* ACTIVITY
Retype the entries in full, exactly.

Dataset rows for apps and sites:

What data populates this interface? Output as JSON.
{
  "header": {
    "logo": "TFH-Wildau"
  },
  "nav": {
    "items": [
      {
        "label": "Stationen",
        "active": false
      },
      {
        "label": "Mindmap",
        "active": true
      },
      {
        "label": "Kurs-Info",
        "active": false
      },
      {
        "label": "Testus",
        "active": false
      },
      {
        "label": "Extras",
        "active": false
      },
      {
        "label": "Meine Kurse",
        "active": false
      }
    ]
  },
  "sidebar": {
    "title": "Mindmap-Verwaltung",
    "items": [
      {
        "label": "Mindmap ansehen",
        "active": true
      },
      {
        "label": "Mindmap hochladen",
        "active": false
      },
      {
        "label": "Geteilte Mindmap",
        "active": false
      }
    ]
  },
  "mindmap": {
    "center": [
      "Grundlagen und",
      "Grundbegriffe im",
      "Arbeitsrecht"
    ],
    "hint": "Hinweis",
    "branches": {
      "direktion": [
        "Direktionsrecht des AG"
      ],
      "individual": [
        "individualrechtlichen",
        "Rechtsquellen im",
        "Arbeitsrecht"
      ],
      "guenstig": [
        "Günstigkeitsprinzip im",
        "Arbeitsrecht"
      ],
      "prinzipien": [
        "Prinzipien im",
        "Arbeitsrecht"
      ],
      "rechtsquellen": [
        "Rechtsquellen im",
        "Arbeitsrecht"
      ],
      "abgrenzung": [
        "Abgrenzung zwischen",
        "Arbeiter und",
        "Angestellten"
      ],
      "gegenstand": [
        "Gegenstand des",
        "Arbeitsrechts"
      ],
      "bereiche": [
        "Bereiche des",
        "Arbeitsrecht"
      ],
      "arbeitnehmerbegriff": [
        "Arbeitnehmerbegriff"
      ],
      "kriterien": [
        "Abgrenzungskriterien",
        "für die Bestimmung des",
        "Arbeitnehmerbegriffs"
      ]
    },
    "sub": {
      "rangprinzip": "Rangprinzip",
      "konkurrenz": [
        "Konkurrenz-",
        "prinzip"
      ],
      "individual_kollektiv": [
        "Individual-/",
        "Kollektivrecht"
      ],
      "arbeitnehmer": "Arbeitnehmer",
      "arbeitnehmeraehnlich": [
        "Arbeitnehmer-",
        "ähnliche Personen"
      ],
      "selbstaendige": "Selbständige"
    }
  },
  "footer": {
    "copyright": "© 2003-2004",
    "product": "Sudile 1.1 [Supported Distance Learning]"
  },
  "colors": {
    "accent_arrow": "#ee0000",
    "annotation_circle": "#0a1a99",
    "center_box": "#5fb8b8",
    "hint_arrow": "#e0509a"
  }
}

* OUTPUT FOR THIS EXERCISE
What data populates this interface? Output as JSON.
{
  "header": {
    "logo": "TFH-Wildau"
  },
  "nav": {
    "items": [
      {
        "label": "Stationen",
        "active": false
      },
      {
        "label": "Mindmap",
        "active": true
      },
      {
        "label": "Kurs-Info",
        "active": false
      },
      {
        "label": "Testus",
        "active": false
      },
      {
        "label": "Extras",
        "active": false
      },
      {
        "label": "Meine Kurse",
        "active": false
      }
    ]
  },
  "sidebar": {
    "title": "Mindmap-Verwaltung",
    "items": [
      {
        "label": "Mindmap ansehen",
        "active": true
      },
      {
        "label": "Mindmap hochladen",
        "active": false
      },
      {
        "label": "Geteilte Mindmap",
        "active": false
      }
    ]
  },
  "mindmap": {
    "center": [
      "Grundlagen und",
      "Grundbegriffe im",
      "Arbeitsrecht"
    ],
    "hint": "Hinweis",
    "branches": {
      "direktion": [
        "Direktionsrecht des AG"
      ],
      "individual": [
        "individualrechtlichen",
        "Rechtsquellen im",
        "Arbeitsrecht"
      ],
      "guenstig": [
        "Günstigkeitsprinzip im",
        "Arbeitsrecht"
      ],
      "prinzipien": [
        "Prinzipien im",
        "Arbeitsrecht"
      ],
      "rechtsquellen": [
        "Rechtsquellen im",
        "Arbeitsrecht"
      ],
      "abgrenzung": [
        "Abgrenzung zwischen",
        "Arbeiter und",
        "Angestellten"
      ],
      "gegenstand": [
        "Gegenstand des",
        "Arbeitsrechts"
      ],
      "bereiche": [
        "Bereiche des",
        "Arbeitsrecht"
      ],
      "arbeitnehmerbegriff": [
        "Arbeitnehmerbegriff"
      ],
      "kriterien": [
        "Abgrenzungskriterien",
        "für die Bestimmung des",
        "Arbeitnehmerbegriffs"
      ]
    },
    "sub": {
      "rangprinzip": "Rangprinzip",
      "konkurrenz": [
        "Konkurrenz-",
        "prinzip"
      ],
      "individual_kollektiv": [
        "Individual-/",
        "Kollektivrecht"
      ],
      "arbeitnehmer": "Arbeitnehmer",
      "arbeitnehmeraehnlich": [
        "Arbeitnehmer-",
        "ähnliche Personen"
      ],
      "selbstaendige": "Selbständige"
    }
  },
  "footer": {
    "copyright": "© 2003-2004",
    "product": "Sudile 1.1 [Supported Distance Learning]"
  },
  "colors": {
    "accent_arrow": "#ee0000",
    "annotation_circle": "#0a1a99",
    "center_box": "#5fb8b8",
    "hint_arrow": "#e0509a"
  }
}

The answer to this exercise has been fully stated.